> **Task statement**: Please reproduce the data exactly, excluding any pictures it contains.

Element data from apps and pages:
▬▬▬▬▬▬▬▬▬▬
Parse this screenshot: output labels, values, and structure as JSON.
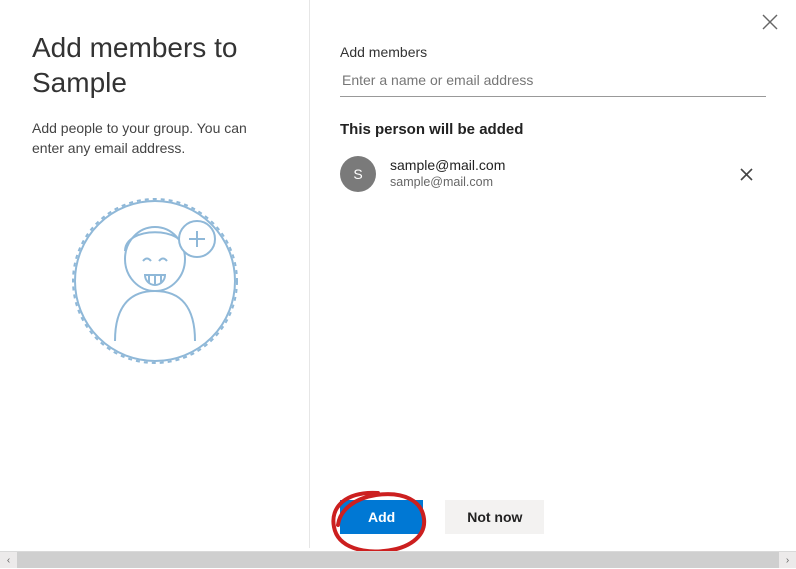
{
  "left": {
    "title": "Add members to Sample",
    "description": "Add people to your group. You can enter any email address."
  },
  "right": {
    "field_label": "Add members",
    "search_placeholder": "Enter a name or email address",
    "added_title": "This person will be added",
    "member": {
      "initial": "S",
      "name": "sample@mail.com",
      "email": "sample@mail.com"
    },
    "buttons": {
      "add": "Add",
      "not_now": "Not now"
    }
  }
}
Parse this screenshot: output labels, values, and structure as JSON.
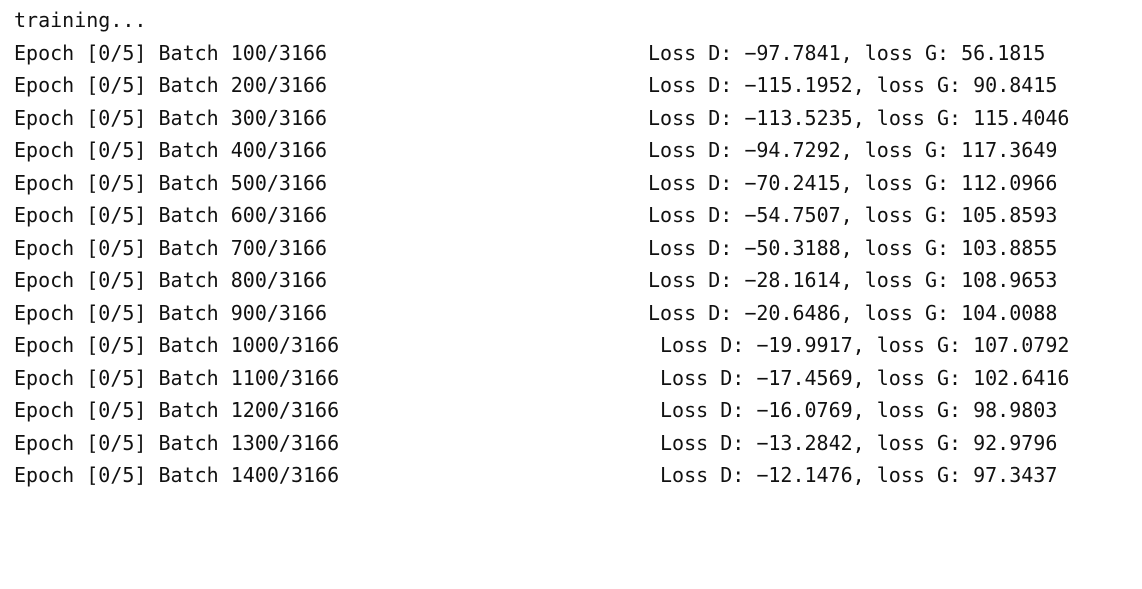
{
  "console": {
    "header": "training...",
    "lines": [
      {
        "progress": "Epoch [0/5] Batch 100/3166",
        "loss": "Loss D: −97.7841, loss G: 56.1815"
      },
      {
        "progress": "Epoch [0/5] Batch 200/3166",
        "loss": "Loss D: −115.1952, loss G: 90.8415"
      },
      {
        "progress": "Epoch [0/5] Batch 300/3166",
        "loss": "Loss D: −113.5235, loss G: 115.4046"
      },
      {
        "progress": "Epoch [0/5] Batch 400/3166",
        "loss": "Loss D: −94.7292, loss G: 117.3649"
      },
      {
        "progress": "Epoch [0/5] Batch 500/3166",
        "loss": "Loss D: −70.2415, loss G: 112.0966"
      },
      {
        "progress": "Epoch [0/5] Batch 600/3166",
        "loss": "Loss D: −54.7507, loss G: 105.8593"
      },
      {
        "progress": "Epoch [0/5] Batch 700/3166",
        "loss": "Loss D: −50.3188, loss G: 103.8855"
      },
      {
        "progress": "Epoch [0/5] Batch 800/3166",
        "loss": "Loss D: −28.1614, loss G: 108.9653"
      },
      {
        "progress": "Epoch [0/5] Batch 900/3166",
        "loss": "Loss D: −20.6486, loss G: 104.0088"
      },
      {
        "progress": "Epoch [0/5] Batch 1000/3166",
        "loss": "Loss D: −19.9917, loss G: 107.0792"
      },
      {
        "progress": "Epoch [0/5] Batch 1100/3166",
        "loss": "Loss D: −17.4569, loss G: 102.6416"
      },
      {
        "progress": "Epoch [0/5] Batch 1200/3166",
        "loss": "Loss D: −16.0769, loss G: 98.9803"
      },
      {
        "progress": "Epoch [0/5] Batch 1300/3166",
        "loss": "Loss D: −13.2842, loss G: 92.9796"
      },
      {
        "progress": "Epoch [0/5] Batch 1400/3166",
        "loss": "Loss D: −12.1476, loss G: 97.3437"
      }
    ]
  }
}
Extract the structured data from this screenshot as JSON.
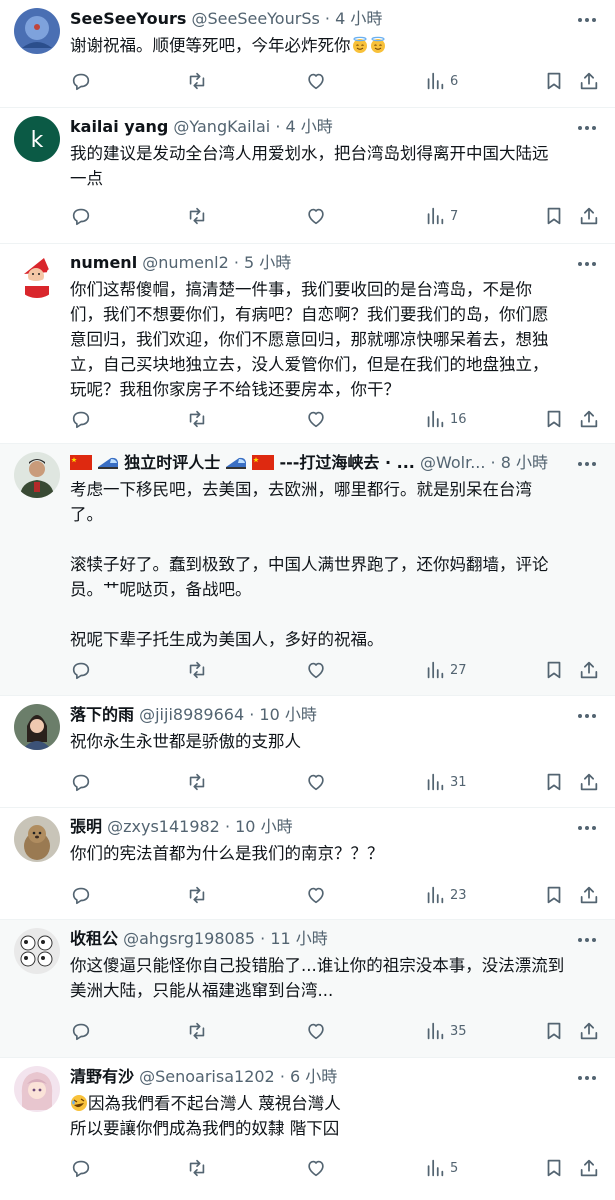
{
  "colors": {
    "text": "#0f1419",
    "secondary": "#536471",
    "divider": "#eff3f4",
    "shaded_bg": "#f7f9f9"
  },
  "icons": {
    "reply": "reply-icon",
    "retweet": "retweet-icon",
    "like": "heart-icon",
    "views": "views-icon",
    "bookmark": "bookmark-icon",
    "share": "share-icon",
    "more": "more-icon"
  },
  "posts": [
    {
      "name": "SeeSeeYours",
      "handle": "@SeeSeeYourSs",
      "time": "4 小時",
      "lines": [
        "谢谢祝福。顺便等死吧，今年必炸死你"
      ],
      "views": "6"
    },
    {
      "name": "kailai yang",
      "handle": "@YangKailai",
      "time": "4 小時",
      "avatar_letter": "k",
      "lines": [
        "我的建议是发动全台湾人用爱划水，把台湾岛划得离开中国大陆远\n一点"
      ],
      "views": "7"
    },
    {
      "name": "numenl",
      "handle": "@numenl2",
      "time": "5 小時",
      "lines": [
        "你们这帮傻帽，搞清楚一件事，我们要收回的是台湾岛，不是你\n们，我们不想要你们，有病吧？自恋啊？我们要我们的岛，你们愿\n意回归，我们欢迎，你们不愿意回归，那就哪凉快哪呆着去，想独\n立，自己买块地独立去，没人爱管你们，但是在我们的地盘独立，\n玩呢？我租你家房子不给钱还要房本，你干？"
      ],
      "views": "16"
    },
    {
      "name": "独立时评人士",
      "name_suffix": "---打过海峡去 · ...",
      "handle": "@Wolr...",
      "time": "8 小時",
      "lines": [
        "考虑一下移民吧，去美国，去欧洲，哪里都行。就是别呆在台湾\n了。",
        "滚犊子好了。蠢到极致了，中国人满世界跑了，还你妈翻墙，评论\n员。艹呢哒页，备战吧。",
        "祝呢下辈子托生成为美国人，多好的祝福。"
      ],
      "views": "27"
    },
    {
      "name": "落下的雨",
      "handle": "@jiji8989664",
      "time": "10 小時",
      "lines": [
        "祝你永生永世都是骄傲的支那人"
      ],
      "views": "31"
    },
    {
      "name": "張明",
      "handle": "@zxys141982",
      "time": "10 小時",
      "lines": [
        "你们的宪法首都为什么是我们的南京？？？"
      ],
      "views": "23"
    },
    {
      "name": "收租公",
      "handle": "@ahgsrg198085",
      "time": "11 小時",
      "lines": [
        "你这傻逼只能怪你自己投错胎了...谁让你的祖宗没本事，没法漂流到\n美洲大陆，只能从福建逃窜到台湾..."
      ],
      "views": "35"
    },
    {
      "name": "清野有沙",
      "handle": "@Senoarisa1202",
      "time": "6 小時",
      "lines": [
        "因為我們看不起台灣人 蔑視台灣人\n所以要讓你們成為我們的奴隸 階下囚"
      ],
      "views": "5"
    }
  ]
}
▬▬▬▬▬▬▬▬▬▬
> **Response**:
Parse this screenshot: output labels, values, and structure as JSON.
{
  "left": {
    "title": "Add members to Sample",
    "description": "Add people to your group. You can enter any email address."
  },
  "right": {
    "field_label": "Add members",
    "search_placeholder": "Enter a name or email address",
    "added_title": "This person will be added",
    "member": {
      "initial": "S",
      "name": "sample@mail.com",
      "email": "sample@mail.com"
    },
    "buttons": {
      "add": "Add",
      "not_now": "Not now"
    }
  }
}
Parse this screenshot: output labels, values, and structure as JSON.
{
  "console": {
    "header": "training...",
    "lines": [
      {
        "progress": "Epoch [0/5] Batch 100/3166",
        "loss": "Loss D: −97.7841, loss G: 56.1815"
      },
      {
        "progress": "Epoch [0/5] Batch 200/3166",
        "loss": "Loss D: −115.1952, loss G: 90.8415"
      },
      {
        "progress": "Epoch [0/5] Batch 300/3166",
        "loss": "Loss D: −113.5235, loss G: 115.4046"
      },
      {
        "progress": "Epoch [0/5] Batch 400/3166",
        "loss": "Loss D: −94.7292, loss G: 117.3649"
      },
      {
        "progress": "Epoch [0/5] Batch 500/3166",
        "loss": "Loss D: −70.2415, loss G: 112.0966"
      },
      {
        "progress": "Epoch [0/5] Batch 600/3166",
        "loss": "Loss D: −54.7507, loss G: 105.8593"
      },
      {
        "progress": "Epoch [0/5] Batch 700/3166",
        "loss": "Loss D: −50.3188, loss G: 103.8855"
      },
      {
        "progress": "Epoch [0/5] Batch 800/3166",
        "loss": "Loss D: −28.1614, loss G: 108.9653"
      },
      {
        "progress": "Epoch [0/5] Batch 900/3166",
        "loss": "Loss D: −20.6486, loss G: 104.0088"
      },
      {
        "progress": "Epoch [0/5] Batch 1000/3166",
        "loss": "Loss D: −19.9917, loss G: 107.0792"
      },
      {
        "progress": "Epoch [0/5] Batch 1100/3166",
        "loss": "Loss D: −17.4569, loss G: 102.6416"
      },
      {
        "progress": "Epoch [0/5] Batch 1200/3166",
        "loss": "Loss D: −16.0769, loss G: 98.9803"
      },
      {
        "progress": "Epoch [0/5] Batch 1300/3166",
        "loss": "Loss D: −13.2842, loss G: 92.9796"
      },
      {
        "progress": "Epoch [0/5] Batch 1400/3166",
        "loss": "Loss D: −12.1476, loss G: 97.3437"
      }
    ]
  }
}
Extract the structured data from this screenshot as JSON.
{
  "colors": {
    "text": "#0f1419",
    "secondary": "#536471",
    "divider": "#eff3f4",
    "shaded_bg": "#f7f9f9"
  },
  "icons": {
    "reply": "reply-icon",
    "retweet": "retweet-icon",
    "like": "heart-icon",
    "views": "views-icon",
    "bookmark": "bookmark-icon",
    "share": "share-icon",
    "more": "more-icon"
  },
  "posts": [
    {
      "name": "SeeSeeYours",
      "handle": "@SeeSeeYourSs",
      "time": "4 小時",
      "lines": [
        "谢谢祝福。顺便等死吧，今年必炸死你"
      ],
      "views": "6"
    },
    {
      "name": "kailai yang",
      "handle": "@YangKailai",
      "time": "4 小時",
      "avatar_letter": "k",
      "lines": [
        "我的建议是发动全台湾人用爱划水，把台湾岛划得离开中国大陆远\n一点"
      ],
      "views": "7"
    },
    {
      "name": "numenl",
      "handle": "@numenl2",
      "time": "5 小時",
      "lines": [
        "你们这帮傻帽，搞清楚一件事，我们要收回的是台湾岛，不是你\n们，我们不想要你们，有病吧？自恋啊？我们要我们的岛，你们愿\n意回归，我们欢迎，你们不愿意回归，那就哪凉快哪呆着去，想独\n立，自己买块地独立去，没人爱管你们，但是在我们的地盘独立，\n玩呢？我租你家房子不给钱还要房本，你干？"
      ],
      "views": "16"
    },
    {
      "name": "独立时评人士",
      "name_suffix": "---打过海峡去 · ...",
      "handle": "@Wolr...",
      "time": "8 小時",
      "lines": [
        "考虑一下移民吧，去美国，去欧洲，哪里都行。就是别呆在台湾\n了。",
        "滚犊子好了。蠢到极致了，中国人满世界跑了，还你妈翻墙，评论\n员。艹呢哒页，备战吧。",
        "祝呢下辈子托生成为美国人，多好的祝福。"
      ],
      "views": "27"
    },
    {
      "name": "落下的雨",
      "handle": "@jiji8989664",
      "time": "10 小時",
      "lines": [
        "祝你永生永世都是骄傲的支那人"
      ],
      "views": "31"
    },
    {
      "name": "張明",
      "handle": "@zxys141982",
      "time": "10 小時",
      "lines": [
        "你们的宪法首都为什么是我们的南京？？？"
      ],
      "views": "23"
    },
    {
      "name": "收租公",
      "handle": "@ahgsrg198085",
      "time": "11 小時",
      "lines": [
        "你这傻逼只能怪你自己投错胎了...谁让你的祖宗没本事，没法漂流到\n美洲大陆，只能从福建逃窜到台湾..."
      ],
      "views": "35"
    },
    {
      "name": "清野有沙",
      "handle": "@Senoarisa1202",
      "time": "6 小時",
      "lines": [
        "因為我們看不起台灣人 蔑視台灣人\n所以要讓你們成為我們的奴隸 階下囚"
      ],
      "views": "5"
    }
  ]
}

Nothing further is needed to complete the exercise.